- Data records for software interfaces:
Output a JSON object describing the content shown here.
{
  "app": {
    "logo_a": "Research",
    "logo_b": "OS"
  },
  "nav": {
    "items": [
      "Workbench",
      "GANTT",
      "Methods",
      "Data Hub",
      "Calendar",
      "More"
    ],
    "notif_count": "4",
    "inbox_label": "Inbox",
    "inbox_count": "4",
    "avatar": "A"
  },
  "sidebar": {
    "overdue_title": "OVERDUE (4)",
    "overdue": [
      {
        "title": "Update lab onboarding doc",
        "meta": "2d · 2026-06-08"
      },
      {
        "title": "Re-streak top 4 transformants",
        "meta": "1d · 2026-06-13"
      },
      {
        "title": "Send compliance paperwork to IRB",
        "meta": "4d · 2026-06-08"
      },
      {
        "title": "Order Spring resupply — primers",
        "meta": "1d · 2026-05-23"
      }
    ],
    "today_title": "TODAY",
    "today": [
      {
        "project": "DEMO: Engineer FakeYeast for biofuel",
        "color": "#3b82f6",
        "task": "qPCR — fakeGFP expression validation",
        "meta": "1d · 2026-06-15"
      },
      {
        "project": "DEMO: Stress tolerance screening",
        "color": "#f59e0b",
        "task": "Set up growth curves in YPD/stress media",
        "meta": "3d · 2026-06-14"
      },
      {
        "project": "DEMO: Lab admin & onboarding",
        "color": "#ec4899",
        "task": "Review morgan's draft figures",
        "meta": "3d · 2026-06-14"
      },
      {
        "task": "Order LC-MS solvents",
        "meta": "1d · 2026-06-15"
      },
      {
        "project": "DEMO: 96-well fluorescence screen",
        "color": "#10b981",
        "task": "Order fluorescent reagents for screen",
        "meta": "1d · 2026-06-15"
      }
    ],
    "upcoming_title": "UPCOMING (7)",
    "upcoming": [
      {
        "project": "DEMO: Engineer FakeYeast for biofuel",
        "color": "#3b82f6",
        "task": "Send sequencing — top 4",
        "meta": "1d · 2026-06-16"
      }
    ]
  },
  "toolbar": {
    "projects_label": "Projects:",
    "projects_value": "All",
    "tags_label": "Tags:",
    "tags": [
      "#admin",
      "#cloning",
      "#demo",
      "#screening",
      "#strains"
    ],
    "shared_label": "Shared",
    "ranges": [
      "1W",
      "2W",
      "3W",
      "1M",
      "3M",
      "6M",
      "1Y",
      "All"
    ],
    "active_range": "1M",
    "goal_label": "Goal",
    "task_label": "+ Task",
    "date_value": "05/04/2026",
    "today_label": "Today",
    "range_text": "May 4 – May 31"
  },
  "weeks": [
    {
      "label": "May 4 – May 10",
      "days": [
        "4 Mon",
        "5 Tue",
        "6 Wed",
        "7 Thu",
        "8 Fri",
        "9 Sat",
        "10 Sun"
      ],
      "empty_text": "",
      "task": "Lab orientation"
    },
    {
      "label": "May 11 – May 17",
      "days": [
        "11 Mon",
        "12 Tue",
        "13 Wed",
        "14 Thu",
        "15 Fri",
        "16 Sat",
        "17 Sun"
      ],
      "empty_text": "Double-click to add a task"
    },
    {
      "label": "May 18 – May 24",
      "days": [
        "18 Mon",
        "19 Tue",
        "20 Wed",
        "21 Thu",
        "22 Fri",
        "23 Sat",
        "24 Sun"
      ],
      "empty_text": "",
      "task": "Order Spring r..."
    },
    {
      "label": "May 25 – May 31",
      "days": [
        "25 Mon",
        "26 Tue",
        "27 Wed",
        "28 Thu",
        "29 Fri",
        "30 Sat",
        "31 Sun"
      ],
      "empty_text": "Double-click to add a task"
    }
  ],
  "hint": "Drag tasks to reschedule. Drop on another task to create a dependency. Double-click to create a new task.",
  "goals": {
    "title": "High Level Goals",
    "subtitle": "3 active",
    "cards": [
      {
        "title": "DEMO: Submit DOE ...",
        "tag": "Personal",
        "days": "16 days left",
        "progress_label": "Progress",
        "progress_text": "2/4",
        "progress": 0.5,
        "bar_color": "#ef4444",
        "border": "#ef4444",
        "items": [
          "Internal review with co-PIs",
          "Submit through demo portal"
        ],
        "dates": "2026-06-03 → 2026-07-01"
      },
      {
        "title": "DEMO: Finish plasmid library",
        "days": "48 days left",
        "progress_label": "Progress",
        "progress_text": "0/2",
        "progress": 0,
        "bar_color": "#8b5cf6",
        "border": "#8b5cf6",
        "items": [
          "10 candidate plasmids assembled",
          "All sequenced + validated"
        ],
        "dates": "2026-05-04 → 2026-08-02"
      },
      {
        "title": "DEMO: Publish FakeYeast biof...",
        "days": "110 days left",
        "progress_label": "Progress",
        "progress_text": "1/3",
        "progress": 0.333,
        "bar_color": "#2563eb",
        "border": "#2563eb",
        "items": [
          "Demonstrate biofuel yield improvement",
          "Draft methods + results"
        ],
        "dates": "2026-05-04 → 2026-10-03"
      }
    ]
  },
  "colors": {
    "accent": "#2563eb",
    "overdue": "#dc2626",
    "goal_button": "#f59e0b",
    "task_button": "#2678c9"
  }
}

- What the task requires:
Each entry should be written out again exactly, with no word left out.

- Solved problem:
Output a JSON object describing the content shown here.
{
  "app": {
    "logo_a": "Research",
    "logo_b": "OS"
  },
  "nav": {
    "items": [
      "Workbench",
      "GANTT",
      "Methods",
      "Data Hub",
      "Calendar",
      "More"
    ],
    "notif_count": "4",
    "inbox_label": "Inbox",
    "inbox_count": "4",
    "avatar": "A"
  },
  "sidebar": {
    "overdue_title": "OVERDUE (4)",
    "overdue": [
      {
        "title": "Update lab onboarding doc",
        "meta": "2d · 2026-06-08"
      },
      {
        "title": "Re-streak top 4 transformants",
        "meta": "1d · 2026-06-13"
      },
      {
        "title": "Send compliance paperwork to IRB",
        "meta": "4d · 2026-06-08"
      },
      {
        "title": "Order Spring resupply — primers",
        "meta": "1d · 2026-05-23"
      }
    ],
    "today_title": "TODAY",
    "today": [
      {
        "project": "DEMO: Engineer FakeYeast for biofuel",
        "color": "#3b82f6",
        "task": "qPCR — fakeGFP expression validation",
        "meta": "1d · 2026-06-15"
      },
      {
        "project": "DEMO: Stress tolerance screening",
        "color": "#f59e0b",
        "task": "Set up growth curves in YPD/stress media",
        "meta": "3d · 2026-06-14"
      },
      {
        "project": "DEMO: Lab admin & onboarding",
        "color": "#ec4899",
        "task": "Review morgan's draft figures",
        "meta": "3d · 2026-06-14"
      },
      {
        "task": "Order LC-MS solvents",
        "meta": "1d · 2026-06-15"
      },
      {
        "project": "DEMO: 96-well fluorescence screen",
        "color": "#10b981",
        "task": "Order fluorescent reagents for screen",
        "meta": "1d · 2026-06-15"
      }
    ],
    "upcoming_title": "UPCOMING (7)",
    "upcoming": [
      {
        "project": "DEMO: Engineer FakeYeast for biofuel",
        "color": "#3b82f6",
        "task": "Send sequencing — top 4",
        "meta": "1d · 2026-06-16"
      }
    ]
  },
  "toolbar": {
    "projects_label": "Projects:",
    "projects_value": "All",
    "tags_label": "Tags:",
    "tags": [
      "#admin",
      "#cloning",
      "#demo",
      "#screening",
      "#strains"
    ],
    "shared_label": "Shared",
    "ranges": [
      "1W",
      "2W",
      "3W",
      "1M",
      "3M",
      "6M",
      "1Y",
      "All"
    ],
    "active_range": "1M",
    "goal_label": "Goal",
    "task_label": "+ Task",
    "date_value": "05/04/2026",
    "today_label": "Today",
    "range_text": "May 4 – May 31"
  },
  "weeks": [
    {
      "label": "May 4 – May 10",
      "days": [
        "4 Mon",
        "5 Tue",
        "6 Wed",
        "7 Thu",
        "8 Fri",
        "9 Sat",
        "10 Sun"
      ],
      "empty_text": "",
      "task": "Lab orientation"
    },
    {
      "label": "May 11 – May 17",
      "days": [
        "11 Mon",
        "12 Tue",
        "13 Wed",
        "14 Thu",
        "15 Fri",
        "16 Sat",
        "17 Sun"
      ],
      "empty_text": "Double-click to add a task"
    },
    {
      "label": "May 18 – May 24",
      "days": [
        "18 Mon",
        "19 Tue",
        "20 Wed",
        "21 Thu",
        "22 Fri",
        "23 Sat",
        "24 Sun"
      ],
      "empty_text": "",
      "task": "Order Spring r..."
    },
    {
      "label": "May 25 – May 31",
      "days": [
        "25 Mon",
        "26 Tue",
        "27 Wed",
        "28 Thu",
        "29 Fri",
        "30 Sat",
        "31 Sun"
      ],
      "empty_text": "Double-click to add a task"
    }
  ],
  "hint": "Drag tasks to reschedule. Drop on another task to create a dependency. Double-click to create a new task.",
  "goals": {
    "title": "High Level Goals",
    "subtitle": "3 active",
    "cards": [
      {
        "title": "DEMO: Submit DOE ...",
        "tag": "Personal",
        "days": "16 days left",
        "progress_label": "Progress",
        "progress_text": "2/4",
        "progress": 0.5,
        "bar_color": "#ef4444",
        "border": "#ef4444",
        "items": [
          "Internal review with co-PIs",
          "Submit through demo portal"
        ],
        "dates": "2026-06-03 → 2026-07-01"
      },
      {
        "title": "DEMO: Finish plasmid library",
        "days": "48 days left",
        "progress_label": "Progress",
        "progress_text": "0/2",
        "progress": 0,
        "bar_color": "#8b5cf6",
        "border": "#8b5cf6",
        "items": [
          "10 candidate plasmids assembled",
          "All sequenced + validated"
        ],
        "dates": "2026-05-04 → 2026-08-02"
      },
      {
        "title": "DEMO: Publish FakeYeast biof...",
        "days": "110 days left",
        "progress_label": "Progress",
        "progress_text": "1/3",
        "progress": 0.333,
        "bar_color": "#2563eb",
        "border": "#2563eb",
        "items": [
          "Demonstrate biofuel yield improvement",
          "Draft methods + results"
        ],
        "dates": "2026-05-04 → 2026-10-03"
      }
    ]
  },
  "colors": {
    "accent": "#2563eb",
    "overdue": "#dc2626",
    "goal_button": "#f59e0b",
    "task_button": "#2678c9"
  }
}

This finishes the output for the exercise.